On November 5th, 2012 the Board of Trustees of the Museum of Latin America Art, Long Beach (MOLAA), announced the departure of Cecilia Fajardo-Hill, who had served as vice president of curatorial affairs and chief curator of the museum since 2009. Prior to assuming the position at MOLAA, Ms. Fajardo-Hill was director and chief curator of the Cisneros Fontanals Arts Foundation and the Ella Fontanals Cisneros Collection in Miami. Ms. Fajardo-Hill was not fired. Rather, the board simply eliminated the position, along with three other full-time posts as part of a 15% cut in the budget.
Director and CEO, Stuart A. Ashman justified Fajardo-Hill’s departure on the basis of a supposed decline in membership and attendance over the last few years. Though the statistics he cites have been questioned, the argument nonetheless points to the ideas behind the museum board’s decisions and their disregard for the quality and intellectual substance of public programs.
Mr. Ashman indeed failed to mention that Fajardo-Hill's vision transformed the institution from a provincial family museum to a site of true debate and exchange with specialized art audiences across Latin America. Under her tenure MOLAA acquired prominence in the field through the organization of significant exhibitions, based on rigorous scholarship, as well as partnerships with national and international art institutions. MOLAA also became central in creating bridges between North and South through initiatives like the mayor symposium Between Theory and Practice: Rethinking Latin American Art in the 21st Century in Los Angeles and Lima.

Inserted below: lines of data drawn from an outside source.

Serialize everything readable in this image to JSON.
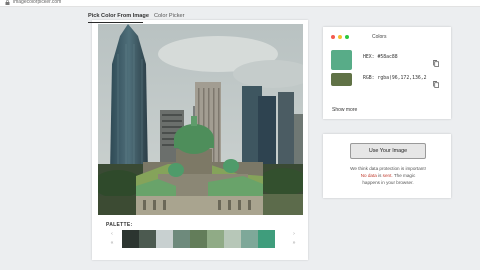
{
  "browser": {
    "url": "imagecolorpicker.com"
  },
  "nav": {
    "tabs": [
      {
        "label": "Pick Color From Image",
        "active": true
      },
      {
        "label": "Color Picker",
        "active": false
      }
    ]
  },
  "image": {
    "description": ""
  },
  "palette": {
    "label": "PALETTE:",
    "colors": [
      "#2c3530",
      "#4c5a50",
      "#c8d0d0",
      "#6e8a7c",
      "#637d5a",
      "#90ab86",
      "#b7c7b8",
      "#7ea899",
      "#3f9d7c"
    ]
  },
  "colors_panel": {
    "title": "Colors",
    "hex_row": {
      "swatch": "#58ac88",
      "text": "HEX: #58ac88"
    },
    "rgb_row": {
      "swatch": "#607246",
      "text": "RGB: rgba(96,172,136,2"
    },
    "show_more": "Show more"
  },
  "upload_panel": {
    "button_label": "Use Your Image",
    "note_line1": "We think data protection is important!",
    "note_line2_a": "No data",
    "note_line2_b": "is",
    "note_line2_c": "sent.",
    "note_line2_d": "The magic",
    "note_line3": "happens in your browser."
  },
  "colors": {
    "page_bg": "#eceef0",
    "accent_green": "#58ac88",
    "dark_text": "#333333",
    "highlight_red": "#c0392b"
  }
}
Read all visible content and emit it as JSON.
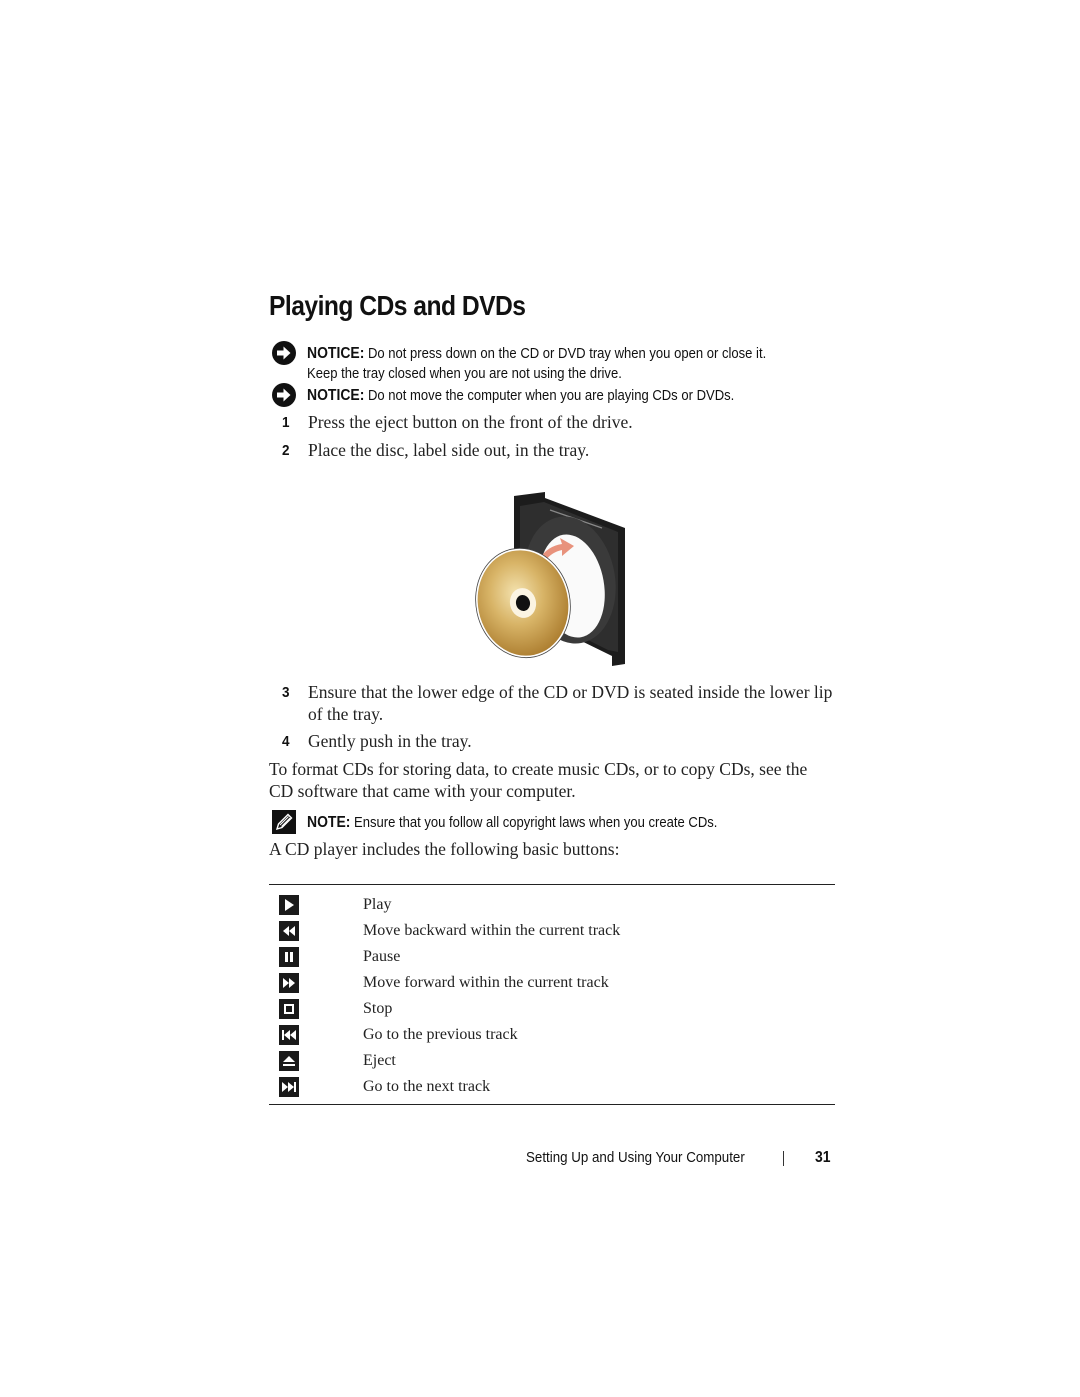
{
  "page": {
    "title": "Playing CDs and DVDs",
    "notices": [
      {
        "icon": "notice-arrow-icon",
        "label": "NOTICE:",
        "lines": [
          "Do not press down on the CD or DVD tray when you open or close it.",
          "Keep the tray closed when you are not using the drive."
        ]
      },
      {
        "icon": "notice-arrow-icon",
        "label": "NOTICE:",
        "lines": [
          "Do not move the computer when you are playing CDs or DVDs."
        ]
      }
    ],
    "steps": [
      {
        "num": "1",
        "text": "Press the eject button on the front of the drive."
      },
      {
        "num": "2",
        "text": "Place the disc, label side out, in the tray."
      },
      {
        "num": "3",
        "lines": [
          "Ensure that the lower edge of the CD or DVD is seated inside the lower lip",
          "of the tray."
        ]
      },
      {
        "num": "4",
        "text": "Gently push in the tray."
      }
    ],
    "figure": {
      "icon": "disc-tray-illustration",
      "arrow_color": "#e8927c",
      "disc_color": "#c9a04a"
    },
    "paragraph": [
      "To format CDs for storing data, to create music CDs, or to copy CDs, see the",
      "CD software that came with your computer."
    ],
    "note": {
      "icon": "note-pencil-icon",
      "label": "NOTE:",
      "text": "Ensure that you follow all copyright laws when you create CDs."
    },
    "intro": "A CD player includes the following basic buttons:",
    "buttons": [
      {
        "icon": "play-icon",
        "label": "Play"
      },
      {
        "icon": "rewind-icon",
        "label": "Move backward within the current track"
      },
      {
        "icon": "pause-icon",
        "label": "Pause"
      },
      {
        "icon": "fast-forward-icon",
        "label": "Move forward within the current track"
      },
      {
        "icon": "stop-icon",
        "label": "Stop"
      },
      {
        "icon": "previous-track-icon",
        "label": "Go to the previous track"
      },
      {
        "icon": "eject-icon",
        "label": "Eject"
      },
      {
        "icon": "next-track-icon",
        "label": "Go to the next track"
      }
    ],
    "footer": {
      "section": "Setting Up and Using Your Computer",
      "page_number": "31"
    }
  }
}
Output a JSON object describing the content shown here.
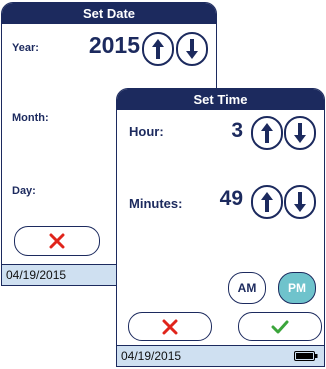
{
  "set_date": {
    "title": "Set Date",
    "year_label": "Year:",
    "year_value": "2015",
    "month_label": "Month:",
    "day_label": "Day:",
    "status_date": "04/19/2015"
  },
  "set_time": {
    "title": "Set Time",
    "hour_label": "Hour:",
    "hour_value": "3",
    "minutes_label": "Minutes:",
    "minutes_value": "49",
    "am_label": "AM",
    "pm_label": "PM",
    "selected_period": "PM",
    "status_date": "04/19/2015",
    "battery_level": 1.0
  },
  "colors": {
    "navy": "#1c2a5e",
    "status_bar": "#cfe0f1",
    "pm_active": "#6fc3cc",
    "cancel_red": "#e0241b",
    "confirm_green": "#3ba53b"
  },
  "icons": {
    "up": "arrow-up-icon",
    "down": "arrow-down-icon",
    "cancel": "x-icon",
    "confirm": "check-icon",
    "battery": "battery-icon"
  }
}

Beyond the particular issues that may have motivated Fajardo-Hill’s departure, the move to eliminate the position of chief curator, so central for an art museum, threatens the process of professionalization that MOLAA had initiated. In addition, the museum's engagement with the region is seriously jeopardized by the absence of clear curatorial leadership. More generally, the decision also calls into question institutional policies that work against the museum’s stated mission of educating the public on Latin American art, as well as the fundamental principles of a public trust.